But new Chinese research into damage of the test site, hints that leader Kim Jong-un's promise maybe a hollow one. Reuters' Malcom Foster explains.>> Some experts say that the latest test that North Korea conducted there, which it claims was an H-bomb, was so large that it damaged most of the tunnels up there, and the site is no longer usable.
So by saying it's dismantling this site, it's really giving up nothing, cuz it doesn't work.>> For other skeptics, it's not enough for Pyongyang to simply shut the site. They say that if leader Kim Jong-un is really serious about dismantling the testing program, he needs to let inspectors visit the site.
But getting the North Korean leader on board with inspections, could be tough. Some experts say the reason he volunteered to shut down testing in the first place, was to avoid negotiations over the matter. Pyongyang's surprising pledge might also be part of a new strategy.>> It may be trying to show to the world that it is strong, that testing is for new comers.
It's a sign of technological immaturity. We are now a nuclear power, we're part of the nuclear club. You better respect us. Deal with it.>> This may be a message not only for South Korea ahead of Friday's summit, but also for the United States.
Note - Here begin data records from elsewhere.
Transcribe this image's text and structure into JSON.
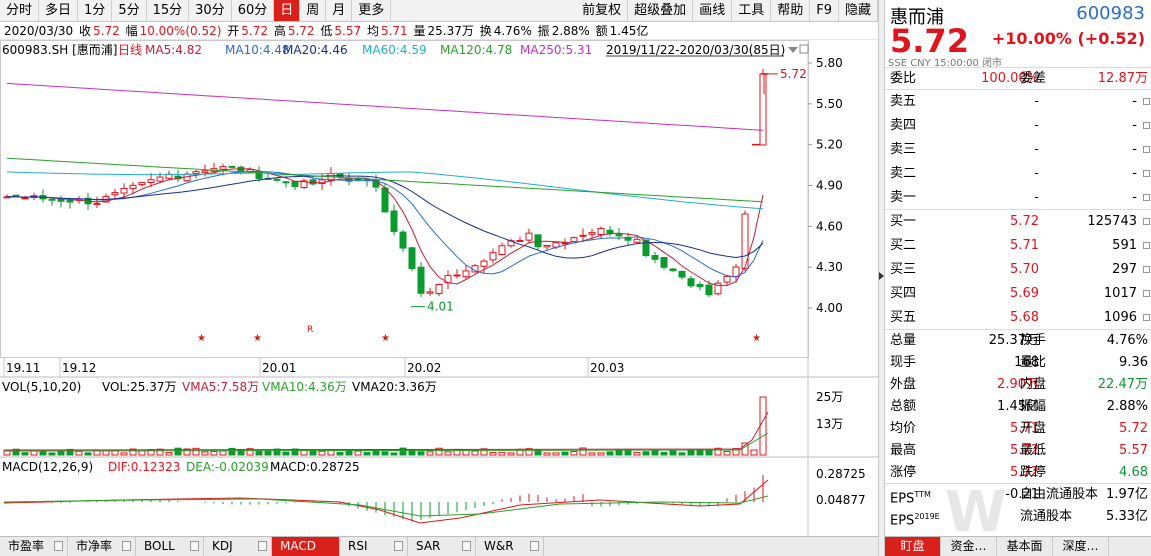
{
  "toolbar": {
    "left_items": [
      "分时",
      "多日",
      "1分",
      "5分",
      "15分",
      "30分",
      "60分",
      "日",
      "周",
      "月",
      "更多"
    ],
    "active": "日",
    "right_items": [
      "前复权",
      "超级叠加",
      "画线",
      "工具",
      "帮助",
      "F9",
      "隐藏"
    ]
  },
  "infoline": {
    "date": "2020/03/30",
    "close_label": "收",
    "close": "5.72",
    "range_label": "幅",
    "range": "10.00%(0.52)",
    "open_label": "开",
    "open": "5.72",
    "high_label": "高",
    "high": "5.72",
    "low_label": "低",
    "low": "5.57",
    "avg_label": "均",
    "avg": "5.71",
    "volume_label": "量",
    "volume": "25.37万",
    "turnover_label": "换",
    "turnover": "4.76%",
    "amp_label": "振",
    "amp": "2.88%",
    "amount_label": "额",
    "amount": "1.45亿"
  },
  "kline_legend": {
    "code": "600983.SH [惠而浦]",
    "period": "日线",
    "ma5": "MA5:4.82",
    "ma10": "MA10:4.48",
    "ma20": "MA20:4.46",
    "ma60": "MA60:4.59",
    "ma120": "MA120:4.78",
    "ma250": "MA250:5.31",
    "range_text": "2019/11/22-2020/03/30(85日)"
  },
  "price_axis": [
    "5.80",
    "5.50",
    "5.20",
    "4.90",
    "4.60",
    "4.30",
    "4.00"
  ],
  "date_axis": [
    "19.11",
    "19.12",
    "20.01",
    "20.02",
    "20.03"
  ],
  "annotations": {
    "low_label": "4.01",
    "last_label": "5.72",
    "r_mark": "R"
  },
  "vol_legend": {
    "name": "VOL(5,10,20)",
    "vol": "VOL:25.37万",
    "vma5": "VMA5:7.58万",
    "vma10": "VMA10:4.36万",
    "vma20": "VMA20:3.36万"
  },
  "vol_axis": [
    "25万",
    "13万"
  ],
  "macd_legend": {
    "name": "MACD(12,26,9)",
    "dif": "DIF:0.12323",
    "dea": "DEA:-0.02039",
    "macd": "MACD:0.28725"
  },
  "macd_axis": [
    "0.28725",
    "0.04877"
  ],
  "indicator_tabs": [
    "市盈率",
    "市净率",
    "BOLL",
    "KDJ",
    "MACD",
    "RSI",
    "SAR",
    "W&R"
  ],
  "indicator_active": "MACD",
  "quote": {
    "name": "惠而浦",
    "code": "600983",
    "price": "5.72",
    "change": "+10.00% (+0.52)",
    "sub": "SSE  CNY  15:00:00  闭市",
    "weibi_label": "委比",
    "weibi": "100.00%",
    "weicha_label": "委差",
    "weicha": "12.87万",
    "asks": [
      {
        "label": "卖五",
        "price": "-",
        "vol": "-"
      },
      {
        "label": "卖四",
        "price": "-",
        "vol": "-"
      },
      {
        "label": "卖三",
        "price": "-",
        "vol": "-"
      },
      {
        "label": "卖二",
        "price": "-",
        "vol": "-"
      },
      {
        "label": "卖一",
        "price": "-",
        "vol": "-"
      }
    ],
    "bids": [
      {
        "label": "买一",
        "price": "5.72",
        "vol": "125743"
      },
      {
        "label": "买二",
        "price": "5.71",
        "vol": "591"
      },
      {
        "label": "买三",
        "price": "5.70",
        "vol": "297"
      },
      {
        "label": "买四",
        "price": "5.69",
        "vol": "1017"
      },
      {
        "label": "买五",
        "price": "5.68",
        "vol": "1096"
      }
    ],
    "stats": [
      {
        "l1": "总量",
        "v1": "25.37万",
        "l2": "换手",
        "v2": "4.76%",
        "c1": "",
        "c2": ""
      },
      {
        "l1": "现手",
        "v1": "168",
        "l2": "量比",
        "v2": "9.36",
        "c1": "",
        "c2": ""
      },
      {
        "l1": "外盘",
        "v1": "2.90万",
        "l2": "内盘",
        "v2": "22.47万",
        "c1": "red",
        "c2": "grn"
      },
      {
        "l1": "总额",
        "v1": "1.45亿",
        "l2": "振幅",
        "v2": "2.88%",
        "c1": "",
        "c2": ""
      },
      {
        "l1": "均价",
        "v1": "5.71",
        "l2": "开盘",
        "v2": "5.72",
        "c1": "red",
        "c2": "red"
      },
      {
        "l1": "最高",
        "v1": "5.72",
        "l2": "最低",
        "v2": "5.57",
        "c1": "red",
        "c2": "red"
      },
      {
        "l1": "涨停",
        "v1": "5.72",
        "l2": "跌停",
        "v2": "4.68",
        "c1": "red",
        "c2": "grn"
      }
    ],
    "eps": [
      {
        "l1": "EPS",
        "sup1": "TTM",
        "v1": "-0.21",
        "l2": "自由流通股本",
        "v2": "1.97亿"
      },
      {
        "l1": "EPS",
        "sup1": "2019E",
        "v1": "",
        "l2": "流通股本",
        "v2": "5.33亿"
      }
    ]
  },
  "rp_tabs": [
    "盯盘",
    "资金…",
    "基本面",
    "深度…"
  ],
  "rp_tab_active": "盯盘",
  "colors": {
    "up": "#e0141b",
    "down": "#0a9b2f",
    "ma5": "#c0203a",
    "ma10": "#2a6bd1",
    "ma20": "#1b2f8f",
    "ma60": "#23aecb",
    "ma120": "#2aa02a",
    "ma250": "#c330c3"
  }
}
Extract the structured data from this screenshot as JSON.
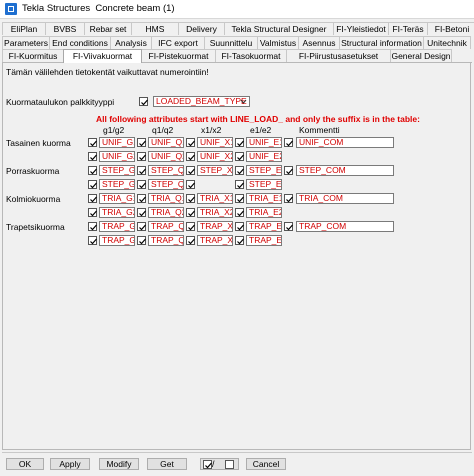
{
  "window": {
    "title": "Tekla Structures  Concrete beam (1)"
  },
  "tabs_row1": [
    "EliPlan",
    "BVBS",
    "Rebar set",
    "HMS",
    "Delivery",
    "Tekla Structural Designer",
    "FI-Yleistiedot",
    "FI-Teräs",
    "FI-Betoni"
  ],
  "tabs_row2": [
    "Parameters",
    "End conditions",
    "Analysis",
    "IFC export",
    "Suunnittelu",
    "Valmistus",
    "Asennus",
    "Structural information",
    "Unitechnik"
  ],
  "tabs_row3": [
    "FI-Kuormitus",
    "FI-Viivakuormat",
    "FI-Pistekuormat",
    "FI-Tasokuormat",
    "FI-Piirustusasetukset",
    "General Design"
  ],
  "active_tab": "FI-Viivakuormat",
  "note": "Tämän välilehden tietokentät vaikuttavat numerointiin!",
  "table_type": {
    "label": "Kuormataulukon palkkityyppi",
    "value": "LOADED_BEAM_TYPE"
  },
  "instruction": "All following attributes start with LINE_LOAD_ and only the suffix is in the table:",
  "columns": [
    "g1/g2",
    "q1/q2",
    "x1/x2",
    "e1/e2",
    "Kommentti"
  ],
  "groups": [
    {
      "label": "Tasainen kuorma",
      "row1": [
        "UNIF_G1",
        "UNIF_Q1",
        "UNIF_X1",
        "UNIF_E1"
      ],
      "row2": [
        "UNIF_G2",
        "UNIF_Q2",
        "UNIF_X2",
        "UNIF_E2"
      ],
      "comment": "UNIF_COM"
    },
    {
      "label": "Porraskuorma",
      "row1": [
        "STEP_G1",
        "STEP_Q1",
        "STEP_X1",
        "STEP_E1"
      ],
      "row2": [
        "STEP_G2",
        "STEP_Q2",
        "",
        "STEP_E2"
      ],
      "comment": "STEP_COM"
    },
    {
      "label": "Kolmiokuorma",
      "row1": [
        "TRIA_G1",
        "TRIA_Q1",
        "TRIA_X1",
        "TRIA_E1"
      ],
      "row2": [
        "TRIA_G2",
        "TRIA_Q2",
        "TRIA_X2",
        "TRIA_E2"
      ],
      "comment": "TRIA_COM"
    },
    {
      "label": "Trapetsikuorma",
      "row1": [
        "TRAP_G1",
        "TRAP_Q1",
        "TRAP_X1",
        "TRAP_E1"
      ],
      "row2": [
        "TRAP_G2",
        "TRAP_Q2",
        "TRAP_X2",
        "TRAP_E2"
      ],
      "comment": "TRAP_COM"
    }
  ],
  "buttons": {
    "ok": "OK",
    "apply": "Apply",
    "modify": "Modify",
    "get": "Get",
    "cancel": "Cancel"
  },
  "colors": {
    "field_text": "#d00000",
    "instruction_text": "#e00000"
  }
}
Kim Jong-un is set to meet with Donald Trump within the next couple of months.
The US President is expected to test North Korea's new openness, by pushing for inspections.